WORK INSTRUCTIONS: Each record must be output exactly and in full.

MATERIAL SHOWN:
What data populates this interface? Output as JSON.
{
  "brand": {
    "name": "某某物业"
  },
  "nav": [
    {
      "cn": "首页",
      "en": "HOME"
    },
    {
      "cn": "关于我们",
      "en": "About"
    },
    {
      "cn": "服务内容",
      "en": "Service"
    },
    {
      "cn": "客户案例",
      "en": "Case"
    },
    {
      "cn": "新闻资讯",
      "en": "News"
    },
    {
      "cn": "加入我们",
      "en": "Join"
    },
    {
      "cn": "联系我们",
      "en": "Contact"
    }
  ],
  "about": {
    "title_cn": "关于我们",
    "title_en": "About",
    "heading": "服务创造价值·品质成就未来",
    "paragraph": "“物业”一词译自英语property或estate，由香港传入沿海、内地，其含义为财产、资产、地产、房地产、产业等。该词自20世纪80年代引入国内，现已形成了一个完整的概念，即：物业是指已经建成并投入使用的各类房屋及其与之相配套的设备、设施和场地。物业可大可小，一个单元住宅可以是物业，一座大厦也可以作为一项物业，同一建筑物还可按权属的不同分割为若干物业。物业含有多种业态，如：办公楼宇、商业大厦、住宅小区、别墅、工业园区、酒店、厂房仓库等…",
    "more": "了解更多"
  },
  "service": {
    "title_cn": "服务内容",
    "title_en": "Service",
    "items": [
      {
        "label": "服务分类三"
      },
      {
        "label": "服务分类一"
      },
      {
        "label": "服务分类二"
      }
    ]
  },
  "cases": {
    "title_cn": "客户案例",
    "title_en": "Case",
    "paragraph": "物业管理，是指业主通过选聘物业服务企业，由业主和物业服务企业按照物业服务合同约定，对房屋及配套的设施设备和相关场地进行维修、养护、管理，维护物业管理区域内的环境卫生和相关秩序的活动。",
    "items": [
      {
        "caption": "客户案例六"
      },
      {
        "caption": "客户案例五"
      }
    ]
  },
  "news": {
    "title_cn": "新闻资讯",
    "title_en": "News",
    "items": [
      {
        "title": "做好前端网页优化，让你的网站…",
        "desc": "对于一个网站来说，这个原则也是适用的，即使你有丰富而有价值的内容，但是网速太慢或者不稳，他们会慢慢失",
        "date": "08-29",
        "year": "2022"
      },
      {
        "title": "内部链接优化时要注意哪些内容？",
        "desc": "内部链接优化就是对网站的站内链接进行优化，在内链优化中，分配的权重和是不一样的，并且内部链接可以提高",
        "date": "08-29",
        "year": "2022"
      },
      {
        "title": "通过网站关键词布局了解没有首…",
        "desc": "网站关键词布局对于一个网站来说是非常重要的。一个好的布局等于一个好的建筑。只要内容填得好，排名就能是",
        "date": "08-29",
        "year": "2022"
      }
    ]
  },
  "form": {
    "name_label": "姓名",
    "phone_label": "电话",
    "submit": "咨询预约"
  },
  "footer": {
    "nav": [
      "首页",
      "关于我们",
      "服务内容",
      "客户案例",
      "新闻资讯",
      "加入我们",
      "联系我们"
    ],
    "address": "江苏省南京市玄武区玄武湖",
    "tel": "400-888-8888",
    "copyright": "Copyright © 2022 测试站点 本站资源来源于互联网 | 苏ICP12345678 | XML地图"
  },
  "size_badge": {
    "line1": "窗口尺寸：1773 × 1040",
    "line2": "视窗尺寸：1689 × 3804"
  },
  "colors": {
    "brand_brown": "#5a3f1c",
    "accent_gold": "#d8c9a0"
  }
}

TASK ANSWER:
What data populates this interface? Output as JSON.
{
  "brand": {
    "name": "某某物业"
  },
  "nav": [
    {
      "cn": "首页",
      "en": "HOME"
    },
    {
      "cn": "关于我们",
      "en": "About"
    },
    {
      "cn": "服务内容",
      "en": "Service"
    },
    {
      "cn": "客户案例",
      "en": "Case"
    },
    {
      "cn": "新闻资讯",
      "en": "News"
    },
    {
      "cn": "加入我们",
      "en": "Join"
    },
    {
      "cn": "联系我们",
      "en": "Contact"
    }
  ],
  "about": {
    "title_cn": "关于我们",
    "title_en": "About",
    "heading": "服务创造价值·品质成就未来",
    "paragraph": "“物业”一词译自英语property或estate，由香港传入沿海、内地，其含义为财产、资产、地产、房地产、产业等。该词自20世纪80年代引入国内，现已形成了一个完整的概念，即：物业是指已经建成并投入使用的各类房屋及其与之相配套的设备、设施和场地。物业可大可小，一个单元住宅可以是物业，一座大厦也可以作为一项物业，同一建筑物还可按权属的不同分割为若干物业。物业含有多种业态，如：办公楼宇、商业大厦、住宅小区、别墅、工业园区、酒店、厂房仓库等…",
    "more": "了解更多"
  },
  "service": {
    "title_cn": "服务内容",
    "title_en": "Service",
    "items": [
      {
        "label": "服务分类三"
      },
      {
        "label": "服务分类一"
      },
      {
        "label": "服务分类二"
      }
    ]
  },
  "cases": {
    "title_cn": "客户案例",
    "title_en": "Case",
    "paragraph": "物业管理，是指业主通过选聘物业服务企业，由业主和物业服务企业按照物业服务合同约定，对房屋及配套的设施设备和相关场地进行维修、养护、管理，维护物业管理区域内的环境卫生和相关秩序的活动。",
    "items": [
      {
        "caption": "客户案例六"
      },
      {
        "caption": "客户案例五"
      }
    ]
  },
  "news": {
    "title_cn": "新闻资讯",
    "title_en": "News",
    "items": [
      {
        "title": "做好前端网页优化，让你的网站…",
        "desc": "对于一个网站来说，这个原则也是适用的，即使你有丰富而有价值的内容，但是网速太慢或者不稳，他们会慢慢失",
        "date": "08-29",
        "year": "2022"
      },
      {
        "title": "内部链接优化时要注意哪些内容？",
        "desc": "内部链接优化就是对网站的站内链接进行优化，在内链优化中，分配的权重和是不一样的，并且内部链接可以提高",
        "date": "08-29",
        "year": "2022"
      },
      {
        "title": "通过网站关键词布局了解没有首…",
        "desc": "网站关键词布局对于一个网站来说是非常重要的。一个好的布局等于一个好的建筑。只要内容填得好，排名就能是",
        "date": "08-29",
        "year": "2022"
      }
    ]
  },
  "form": {
    "name_label": "姓名",
    "phone_label": "电话",
    "submit": "咨询预约"
  },
  "footer": {
    "nav": [
      "首页",
      "关于我们",
      "服务内容",
      "客户案例",
      "新闻资讯",
      "加入我们",
      "联系我们"
    ],
    "address": "江苏省南京市玄武区玄武湖",
    "tel": "400-888-8888",
    "copyright": "Copyright © 2022 测试站点 本站资源来源于互联网 | 苏ICP12345678 | XML地图"
  },
  "size_badge": {
    "line1": "窗口尺寸：1773 × 1040",
    "line2": "视窗尺寸：1689 × 3804"
  },
  "colors": {
    "brand_brown": "#5a3f1c",
    "accent_gold": "#d8c9a0"
  }
}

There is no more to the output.